## Your objective
Please retype all of the data below, word for word.

- Opening Delimiter -

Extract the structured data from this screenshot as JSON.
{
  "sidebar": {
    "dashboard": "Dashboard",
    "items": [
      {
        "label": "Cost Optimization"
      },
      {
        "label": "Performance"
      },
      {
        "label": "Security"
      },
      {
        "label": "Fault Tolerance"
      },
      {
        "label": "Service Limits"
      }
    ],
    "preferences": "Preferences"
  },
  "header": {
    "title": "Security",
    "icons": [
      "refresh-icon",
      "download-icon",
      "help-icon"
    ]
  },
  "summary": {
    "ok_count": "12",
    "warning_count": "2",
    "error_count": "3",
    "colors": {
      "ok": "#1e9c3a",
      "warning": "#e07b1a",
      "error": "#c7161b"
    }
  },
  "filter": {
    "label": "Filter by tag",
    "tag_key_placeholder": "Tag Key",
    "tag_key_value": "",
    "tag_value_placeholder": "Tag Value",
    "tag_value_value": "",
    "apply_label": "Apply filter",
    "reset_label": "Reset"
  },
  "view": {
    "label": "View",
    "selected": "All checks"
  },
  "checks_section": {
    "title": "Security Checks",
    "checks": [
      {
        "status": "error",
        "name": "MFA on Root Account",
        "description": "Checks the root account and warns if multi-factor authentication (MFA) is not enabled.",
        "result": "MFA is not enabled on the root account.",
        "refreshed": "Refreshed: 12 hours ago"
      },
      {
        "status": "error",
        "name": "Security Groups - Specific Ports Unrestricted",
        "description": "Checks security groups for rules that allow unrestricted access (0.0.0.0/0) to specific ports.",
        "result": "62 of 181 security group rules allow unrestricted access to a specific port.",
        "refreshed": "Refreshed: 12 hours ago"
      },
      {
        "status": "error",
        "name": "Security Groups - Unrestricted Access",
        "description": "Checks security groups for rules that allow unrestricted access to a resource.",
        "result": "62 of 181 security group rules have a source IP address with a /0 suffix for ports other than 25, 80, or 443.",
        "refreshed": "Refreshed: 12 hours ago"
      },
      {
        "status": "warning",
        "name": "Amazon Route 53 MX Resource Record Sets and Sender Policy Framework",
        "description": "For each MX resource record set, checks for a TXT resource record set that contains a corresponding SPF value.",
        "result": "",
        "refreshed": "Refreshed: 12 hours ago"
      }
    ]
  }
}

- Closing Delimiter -

## Response box
Extract the structured data from this screenshot as JSON.
{
  "sidebar": {
    "dashboard": "Dashboard",
    "items": [
      {
        "label": "Cost Optimization"
      },
      {
        "label": "Performance"
      },
      {
        "label": "Security"
      },
      {
        "label": "Fault Tolerance"
      },
      {
        "label": "Service Limits"
      }
    ],
    "preferences": "Preferences"
  },
  "header": {
    "title": "Security",
    "icons": [
      "refresh-icon",
      "download-icon",
      "help-icon"
    ]
  },
  "summary": {
    "ok_count": "12",
    "warning_count": "2",
    "error_count": "3",
    "colors": {
      "ok": "#1e9c3a",
      "warning": "#e07b1a",
      "error": "#c7161b"
    }
  },
  "filter": {
    "label": "Filter by tag",
    "tag_key_placeholder": "Tag Key",
    "tag_key_value": "",
    "tag_value_placeholder": "Tag Value",
    "tag_value_value": "",
    "apply_label": "Apply filter",
    "reset_label": "Reset"
  },
  "view": {
    "label": "View",
    "selected": "All checks"
  },
  "checks_section": {
    "title": "Security Checks",
    "checks": [
      {
        "status": "error",
        "name": "MFA on Root Account",
        "description": "Checks the root account and warns if multi-factor authentication (MFA) is not enabled.",
        "result": "MFA is not enabled on the root account.",
        "refreshed": "Refreshed: 12 hours ago"
      },
      {
        "status": "error",
        "name": "Security Groups - Specific Ports Unrestricted",
        "description": "Checks security groups for rules that allow unrestricted access (0.0.0.0/0) to specific ports.",
        "result": "62 of 181 security group rules allow unrestricted access to a specific port.",
        "refreshed": "Refreshed: 12 hours ago"
      },
      {
        "status": "error",
        "name": "Security Groups - Unrestricted Access",
        "description": "Checks security groups for rules that allow unrestricted access to a resource.",
        "result": "62 of 181 security group rules have a source IP address with a /0 suffix for ports other than 25, 80, or 443.",
        "refreshed": "Refreshed: 12 hours ago"
      },
      {
        "status": "warning",
        "name": "Amazon Route 53 MX Resource Record Sets and Sender Policy Framework",
        "description": "For each MX resource record set, checks for a TXT resource record set that contains a corresponding SPF value.",
        "result": "",
        "refreshed": "Refreshed: 12 hours ago"
      }
    ]
  }
}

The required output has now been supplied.